Source records Block Start
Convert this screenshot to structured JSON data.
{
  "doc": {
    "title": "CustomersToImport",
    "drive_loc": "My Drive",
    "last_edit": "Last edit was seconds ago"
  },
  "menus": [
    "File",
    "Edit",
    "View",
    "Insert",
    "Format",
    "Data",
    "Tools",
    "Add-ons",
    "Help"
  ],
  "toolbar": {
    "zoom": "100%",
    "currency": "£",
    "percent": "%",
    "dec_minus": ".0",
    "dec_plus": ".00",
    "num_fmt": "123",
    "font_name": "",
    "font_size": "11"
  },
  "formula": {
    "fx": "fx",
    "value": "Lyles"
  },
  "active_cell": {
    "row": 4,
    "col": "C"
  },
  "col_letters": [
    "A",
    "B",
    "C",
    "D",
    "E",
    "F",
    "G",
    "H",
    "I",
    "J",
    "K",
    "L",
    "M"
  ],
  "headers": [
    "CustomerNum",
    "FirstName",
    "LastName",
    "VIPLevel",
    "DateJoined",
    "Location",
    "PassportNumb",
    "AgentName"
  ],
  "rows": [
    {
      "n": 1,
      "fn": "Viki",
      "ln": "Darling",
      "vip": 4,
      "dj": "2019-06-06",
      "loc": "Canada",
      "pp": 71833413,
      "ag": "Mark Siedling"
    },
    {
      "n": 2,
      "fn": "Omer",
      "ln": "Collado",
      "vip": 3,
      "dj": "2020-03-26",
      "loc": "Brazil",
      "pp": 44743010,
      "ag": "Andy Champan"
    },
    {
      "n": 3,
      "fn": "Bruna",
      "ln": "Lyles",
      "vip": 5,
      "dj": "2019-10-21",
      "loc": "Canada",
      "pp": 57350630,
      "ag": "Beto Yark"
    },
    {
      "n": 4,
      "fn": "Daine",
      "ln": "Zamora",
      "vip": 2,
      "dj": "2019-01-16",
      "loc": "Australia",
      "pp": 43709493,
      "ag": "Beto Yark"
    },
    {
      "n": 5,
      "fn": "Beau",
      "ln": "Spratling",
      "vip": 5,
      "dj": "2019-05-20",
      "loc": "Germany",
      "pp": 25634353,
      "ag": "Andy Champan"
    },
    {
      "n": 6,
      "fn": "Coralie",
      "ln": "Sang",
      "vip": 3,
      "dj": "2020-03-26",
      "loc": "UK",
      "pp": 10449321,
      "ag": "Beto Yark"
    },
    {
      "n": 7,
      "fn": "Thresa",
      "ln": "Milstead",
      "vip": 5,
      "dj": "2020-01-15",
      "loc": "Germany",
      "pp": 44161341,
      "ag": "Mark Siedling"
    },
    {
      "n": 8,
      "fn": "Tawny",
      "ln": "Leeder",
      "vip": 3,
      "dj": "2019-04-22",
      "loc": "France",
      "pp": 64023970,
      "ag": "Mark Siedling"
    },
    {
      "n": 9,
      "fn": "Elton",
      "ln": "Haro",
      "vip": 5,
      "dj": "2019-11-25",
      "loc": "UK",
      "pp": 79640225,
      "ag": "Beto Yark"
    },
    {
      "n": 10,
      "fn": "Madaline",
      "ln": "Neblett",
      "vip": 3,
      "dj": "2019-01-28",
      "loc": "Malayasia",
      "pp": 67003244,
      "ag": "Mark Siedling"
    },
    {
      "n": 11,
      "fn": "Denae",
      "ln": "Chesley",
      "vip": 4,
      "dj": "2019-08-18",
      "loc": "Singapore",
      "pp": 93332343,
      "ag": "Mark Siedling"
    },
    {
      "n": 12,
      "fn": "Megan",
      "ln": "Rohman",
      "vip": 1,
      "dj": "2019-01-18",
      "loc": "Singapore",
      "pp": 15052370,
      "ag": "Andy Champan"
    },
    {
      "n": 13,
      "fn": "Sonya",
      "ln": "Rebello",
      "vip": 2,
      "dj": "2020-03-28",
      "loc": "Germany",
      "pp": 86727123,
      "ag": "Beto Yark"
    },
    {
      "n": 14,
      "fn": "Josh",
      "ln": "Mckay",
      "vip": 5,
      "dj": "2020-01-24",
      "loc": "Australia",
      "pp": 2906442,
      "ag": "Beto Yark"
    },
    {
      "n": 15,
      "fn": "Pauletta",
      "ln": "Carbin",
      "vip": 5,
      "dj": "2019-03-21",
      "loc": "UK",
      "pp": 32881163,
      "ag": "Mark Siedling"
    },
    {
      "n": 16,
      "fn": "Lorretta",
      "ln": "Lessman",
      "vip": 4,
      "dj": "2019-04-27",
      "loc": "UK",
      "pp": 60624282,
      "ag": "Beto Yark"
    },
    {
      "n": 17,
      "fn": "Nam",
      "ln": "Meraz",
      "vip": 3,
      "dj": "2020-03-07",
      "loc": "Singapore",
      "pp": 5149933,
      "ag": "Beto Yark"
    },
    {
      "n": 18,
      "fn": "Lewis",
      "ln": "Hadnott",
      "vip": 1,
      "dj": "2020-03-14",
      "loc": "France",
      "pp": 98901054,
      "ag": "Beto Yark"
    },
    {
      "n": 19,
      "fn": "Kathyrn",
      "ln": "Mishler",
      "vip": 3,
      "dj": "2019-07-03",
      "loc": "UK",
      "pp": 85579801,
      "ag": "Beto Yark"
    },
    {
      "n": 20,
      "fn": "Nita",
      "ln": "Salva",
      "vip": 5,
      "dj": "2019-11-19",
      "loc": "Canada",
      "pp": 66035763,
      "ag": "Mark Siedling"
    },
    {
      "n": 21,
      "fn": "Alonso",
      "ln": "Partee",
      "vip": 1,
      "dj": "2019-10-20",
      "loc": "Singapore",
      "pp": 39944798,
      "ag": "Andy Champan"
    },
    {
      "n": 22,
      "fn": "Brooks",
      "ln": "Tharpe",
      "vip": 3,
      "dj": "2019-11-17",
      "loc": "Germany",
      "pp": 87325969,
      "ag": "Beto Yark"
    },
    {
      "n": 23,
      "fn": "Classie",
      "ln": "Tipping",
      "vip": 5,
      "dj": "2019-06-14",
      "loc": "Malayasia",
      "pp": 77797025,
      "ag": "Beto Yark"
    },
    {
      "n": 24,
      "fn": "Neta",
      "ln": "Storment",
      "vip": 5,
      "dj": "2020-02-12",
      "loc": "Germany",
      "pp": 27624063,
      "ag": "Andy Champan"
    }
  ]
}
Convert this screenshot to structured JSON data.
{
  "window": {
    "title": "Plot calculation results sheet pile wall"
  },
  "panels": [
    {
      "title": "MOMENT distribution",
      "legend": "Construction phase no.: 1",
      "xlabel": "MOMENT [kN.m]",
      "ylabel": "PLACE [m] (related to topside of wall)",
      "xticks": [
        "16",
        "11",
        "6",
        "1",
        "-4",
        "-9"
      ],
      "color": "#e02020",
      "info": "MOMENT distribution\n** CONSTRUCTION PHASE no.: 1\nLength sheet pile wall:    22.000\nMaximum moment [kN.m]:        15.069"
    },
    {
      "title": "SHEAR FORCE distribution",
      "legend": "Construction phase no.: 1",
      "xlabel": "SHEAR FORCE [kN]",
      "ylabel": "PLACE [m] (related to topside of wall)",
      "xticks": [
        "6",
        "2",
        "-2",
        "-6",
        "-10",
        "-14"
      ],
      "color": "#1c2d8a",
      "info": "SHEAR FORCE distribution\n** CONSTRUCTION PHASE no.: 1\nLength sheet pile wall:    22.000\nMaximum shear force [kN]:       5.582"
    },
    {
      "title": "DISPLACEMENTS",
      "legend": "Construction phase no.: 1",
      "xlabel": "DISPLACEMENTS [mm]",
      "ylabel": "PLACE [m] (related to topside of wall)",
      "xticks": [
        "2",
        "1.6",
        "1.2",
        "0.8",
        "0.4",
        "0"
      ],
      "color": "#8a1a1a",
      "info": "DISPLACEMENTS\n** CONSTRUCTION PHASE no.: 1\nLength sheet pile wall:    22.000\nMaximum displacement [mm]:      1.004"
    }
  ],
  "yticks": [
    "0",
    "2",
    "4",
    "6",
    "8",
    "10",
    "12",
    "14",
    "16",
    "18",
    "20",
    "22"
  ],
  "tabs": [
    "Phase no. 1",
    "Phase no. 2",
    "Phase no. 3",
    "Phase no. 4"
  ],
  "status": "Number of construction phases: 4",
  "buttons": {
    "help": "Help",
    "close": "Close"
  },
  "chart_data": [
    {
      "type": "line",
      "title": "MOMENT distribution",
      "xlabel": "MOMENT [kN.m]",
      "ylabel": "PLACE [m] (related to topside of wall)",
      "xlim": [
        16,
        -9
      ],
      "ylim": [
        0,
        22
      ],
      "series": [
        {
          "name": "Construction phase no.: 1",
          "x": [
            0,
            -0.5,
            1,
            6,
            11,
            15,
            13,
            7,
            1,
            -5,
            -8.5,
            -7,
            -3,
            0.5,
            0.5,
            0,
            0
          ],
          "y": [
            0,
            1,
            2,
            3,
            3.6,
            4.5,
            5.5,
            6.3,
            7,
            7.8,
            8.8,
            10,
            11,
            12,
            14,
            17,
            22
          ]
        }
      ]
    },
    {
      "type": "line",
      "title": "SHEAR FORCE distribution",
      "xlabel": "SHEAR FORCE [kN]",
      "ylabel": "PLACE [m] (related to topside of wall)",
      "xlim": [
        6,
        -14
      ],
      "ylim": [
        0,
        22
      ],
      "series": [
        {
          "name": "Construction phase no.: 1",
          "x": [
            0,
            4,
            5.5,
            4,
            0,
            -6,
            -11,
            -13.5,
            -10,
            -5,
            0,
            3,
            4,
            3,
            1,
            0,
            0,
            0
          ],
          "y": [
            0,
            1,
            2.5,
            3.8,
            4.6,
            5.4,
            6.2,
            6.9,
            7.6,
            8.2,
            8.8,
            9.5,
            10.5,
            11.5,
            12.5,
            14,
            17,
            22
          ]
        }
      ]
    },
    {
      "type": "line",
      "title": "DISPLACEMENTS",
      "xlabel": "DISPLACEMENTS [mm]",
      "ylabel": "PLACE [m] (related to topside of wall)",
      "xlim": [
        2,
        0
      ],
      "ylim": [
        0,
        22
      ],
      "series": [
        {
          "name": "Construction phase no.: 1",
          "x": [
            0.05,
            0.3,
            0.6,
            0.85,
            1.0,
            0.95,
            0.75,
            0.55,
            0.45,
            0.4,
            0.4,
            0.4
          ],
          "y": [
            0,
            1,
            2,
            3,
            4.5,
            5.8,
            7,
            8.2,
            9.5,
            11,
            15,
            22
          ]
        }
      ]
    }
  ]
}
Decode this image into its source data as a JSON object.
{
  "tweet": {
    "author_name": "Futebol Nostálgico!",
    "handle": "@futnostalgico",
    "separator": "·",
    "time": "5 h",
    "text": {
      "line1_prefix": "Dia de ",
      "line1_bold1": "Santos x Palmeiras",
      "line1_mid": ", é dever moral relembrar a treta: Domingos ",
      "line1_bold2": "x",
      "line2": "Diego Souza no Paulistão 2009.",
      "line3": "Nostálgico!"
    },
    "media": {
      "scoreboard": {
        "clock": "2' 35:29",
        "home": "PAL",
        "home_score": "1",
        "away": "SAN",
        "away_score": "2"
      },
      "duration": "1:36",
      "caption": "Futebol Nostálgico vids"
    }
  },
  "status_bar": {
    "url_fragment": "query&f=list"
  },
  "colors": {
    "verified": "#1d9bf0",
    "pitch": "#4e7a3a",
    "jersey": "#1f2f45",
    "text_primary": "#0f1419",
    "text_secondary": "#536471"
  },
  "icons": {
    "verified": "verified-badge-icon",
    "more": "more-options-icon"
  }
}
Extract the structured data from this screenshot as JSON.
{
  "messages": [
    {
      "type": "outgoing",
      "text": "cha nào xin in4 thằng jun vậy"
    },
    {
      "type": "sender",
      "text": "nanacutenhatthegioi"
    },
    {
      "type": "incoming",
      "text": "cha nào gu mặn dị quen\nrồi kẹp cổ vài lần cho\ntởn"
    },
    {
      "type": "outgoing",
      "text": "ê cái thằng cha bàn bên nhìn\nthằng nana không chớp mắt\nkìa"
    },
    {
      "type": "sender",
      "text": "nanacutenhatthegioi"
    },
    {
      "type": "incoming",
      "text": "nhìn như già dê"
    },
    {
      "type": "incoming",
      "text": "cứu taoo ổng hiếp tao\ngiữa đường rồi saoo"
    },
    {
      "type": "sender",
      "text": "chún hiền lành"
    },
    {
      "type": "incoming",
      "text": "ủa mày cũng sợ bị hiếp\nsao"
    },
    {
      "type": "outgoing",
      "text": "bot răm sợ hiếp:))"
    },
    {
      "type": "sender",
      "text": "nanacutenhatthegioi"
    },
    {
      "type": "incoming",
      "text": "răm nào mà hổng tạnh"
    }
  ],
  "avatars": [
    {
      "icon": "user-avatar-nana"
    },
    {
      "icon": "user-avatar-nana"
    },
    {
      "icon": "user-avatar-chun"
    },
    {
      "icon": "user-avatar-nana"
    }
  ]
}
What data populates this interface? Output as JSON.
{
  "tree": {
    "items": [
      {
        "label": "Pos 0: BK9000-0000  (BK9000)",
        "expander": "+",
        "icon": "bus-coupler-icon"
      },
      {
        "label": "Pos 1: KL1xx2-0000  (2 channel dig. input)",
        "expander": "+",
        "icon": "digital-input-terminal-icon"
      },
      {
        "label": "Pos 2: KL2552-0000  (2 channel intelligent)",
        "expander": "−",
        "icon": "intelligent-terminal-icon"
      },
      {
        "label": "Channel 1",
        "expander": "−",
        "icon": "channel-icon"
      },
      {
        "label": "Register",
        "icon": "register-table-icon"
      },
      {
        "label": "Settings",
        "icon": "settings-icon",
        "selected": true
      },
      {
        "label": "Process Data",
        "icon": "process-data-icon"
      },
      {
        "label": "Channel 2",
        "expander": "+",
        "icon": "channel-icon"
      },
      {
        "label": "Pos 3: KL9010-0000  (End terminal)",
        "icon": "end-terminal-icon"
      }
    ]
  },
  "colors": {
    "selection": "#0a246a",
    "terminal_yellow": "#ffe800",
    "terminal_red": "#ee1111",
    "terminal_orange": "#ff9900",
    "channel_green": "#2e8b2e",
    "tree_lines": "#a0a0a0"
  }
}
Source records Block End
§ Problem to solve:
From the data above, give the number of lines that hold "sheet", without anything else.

§ Solved exercise:
4